The Dark Side of Horse Racing

horse race

A horse race is a contest between one or more horses to be the first to reach over a finish line. The race can take place on a flat or jump track and may also be referred to as a steeple chase, hurdles or a fences race. To win a race, a jockey must navigate the course with their mount by jumping any required hurdles or fences and arrive over the finishing line before the other competing horses and riders.

Despite being a very popular and widespread sport, horse racing has a dark side that is often overlooked. It’s a world of gruesome injuries, drugs, and abused animals. Behind the romanticized facade of fancy hats and mint juleps, Thoroughbred horses are forced to run for their lives, often at speeds that can lead to traumatic breakdowns, bloody noses, and even pulmonary hemorrhages. To make matters worse, most horses are injected with cocktails of legal and illegal drugs designed to mask injuries and artificially enhance performance.
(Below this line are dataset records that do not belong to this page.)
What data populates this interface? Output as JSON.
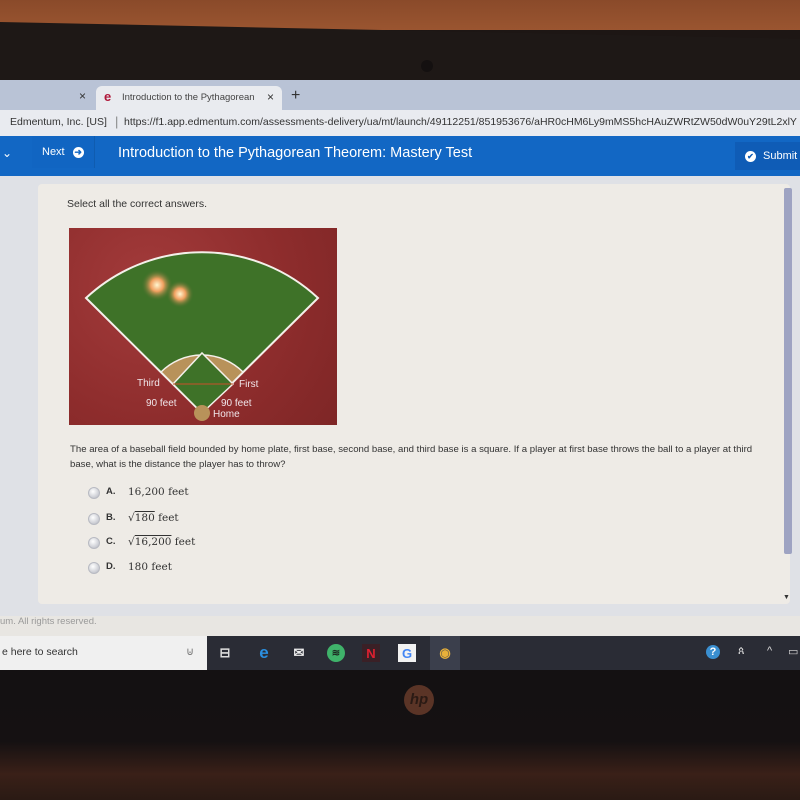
{
  "browser": {
    "tabs": [
      {
        "label": "",
        "close_icon": "×"
      },
      {
        "label": "Introduction to the Pythagorean",
        "favicon": "e",
        "close_icon": "×",
        "active": true
      }
    ],
    "new_tab_icon": "+",
    "site_identity": "Edmentum, Inc. [US]",
    "url": "https://f1.app.edmentum.com/assessments-delivery/ua/mt/launch/49112251/851953676/aHR0cHM6Ly9mMS5hcHAuZWRtZW50dW0uY29tL2xlY"
  },
  "appbar": {
    "menu_icon": "⌄",
    "next_label": "Next",
    "next_icon": "➜",
    "title": "Introduction to the Pythagorean Theorem: Mastery Test",
    "submit_label": "Submit T",
    "submit_icon": "✔",
    "color": "#1267c4"
  },
  "question": {
    "instruction": "Select all the correct answers.",
    "figure_labels": {
      "third": "Third",
      "first": "First",
      "left_side": "90 feet",
      "right_side": "90 feet",
      "home": "Home"
    },
    "prompt": "The area of a baseball field bounded by home plate, first base, second base, and third base is a square. If a player at first base throws the ball to a player at third base, what is the distance the player has to throw?",
    "options": [
      {
        "letter": "A.",
        "text": "16,200 feet",
        "radical": "",
        "selected": false
      },
      {
        "letter": "B.",
        "text": " feet",
        "radical": "180",
        "selected": false
      },
      {
        "letter": "C.",
        "text": " feet",
        "radical": "16,200",
        "selected": false
      },
      {
        "letter": "D.",
        "text": "180 feet",
        "radical": "",
        "selected": false
      }
    ]
  },
  "footer": {
    "copyright": "um. All rights reserved."
  },
  "taskbar": {
    "search_placeholder": "e here to search",
    "mic_icon": "🎙",
    "apps": [
      {
        "name": "task-view",
        "glyph": "⊟"
      },
      {
        "name": "edge",
        "glyph": "e"
      },
      {
        "name": "mail",
        "glyph": "✉"
      },
      {
        "name": "spotify",
        "glyph": "≋"
      },
      {
        "name": "netflix",
        "glyph": "N"
      },
      {
        "name": "google",
        "glyph": "G"
      },
      {
        "name": "chrome",
        "glyph": "◉"
      }
    ],
    "tray": {
      "help": "?",
      "people": "ጰ",
      "chevron": "^",
      "battery": "▭"
    }
  },
  "hardware": {
    "brand": "hp"
  }
}
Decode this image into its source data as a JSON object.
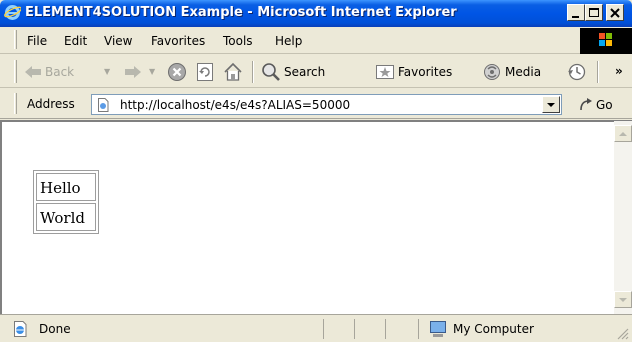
{
  "window": {
    "title": "ELEMENT4SOLUTION Example - Microsoft Internet Explorer"
  },
  "menu": {
    "items": [
      "File",
      "Edit",
      "View",
      "Favorites",
      "Tools",
      "Help"
    ]
  },
  "toolbar": {
    "back": "Back",
    "search": "Search",
    "favorites": "Favorites",
    "media": "Media",
    "more": "»"
  },
  "address": {
    "label": "Address",
    "value": "http://localhost/e4s/e4s?ALIAS=50000",
    "go": "Go"
  },
  "page": {
    "rows": [
      "Hello",
      "World"
    ]
  },
  "status": {
    "text": "Done",
    "zone": "My Computer"
  },
  "colors": {
    "titlebar": "#0055e5",
    "chrome": "#ece9d8"
  }
}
The sport’s history dates back to ancient times, with archeological records indicating that horse races took place in civilizations such as Ancient Greece, Egypt, Babylon, Syria and Arabia. It is also a central figure in myth and legend, such as the contest between Odin’s steed Hrungnir and the giant Cnut in Norse mythology. Modern horse racing grew in popularity after the Civil War, when pari-mutuel betting was introduced. A resurgence of popularity in the 1970s followed, fueled by the success of great horses such as Secretariat and Seattle Slew. However, from the late 1980s to today, the sport has seen a decline in popularity.

As with many other industries and sports, horse racing has been greatly impacted by technological advances over the years. While the sport still adheres to most of its rules and traditions, horse owners and trainers must now use thermal imaging cameras to monitor equine heat stress during the race, MRI scanners and X-rays to diagnose preexisting conditions and monitor the health of the animals, and 3D printing technology to produce casts and splints for injured horses.

The most common way to wager on a horse race is on a single winner, but there are many other types of exotic wagers available as well. Bettors can also place a bet on a horse to finish in the top three, in the top five, or in the top six, as well as a Daily Double, Exacta, or Quinella. A horse race can also be handicapped, which involves predicting the winning and losing odds for each horse. This type of bet is especially useful for those who have a strong opinion about the likelihood that a particular horse will win.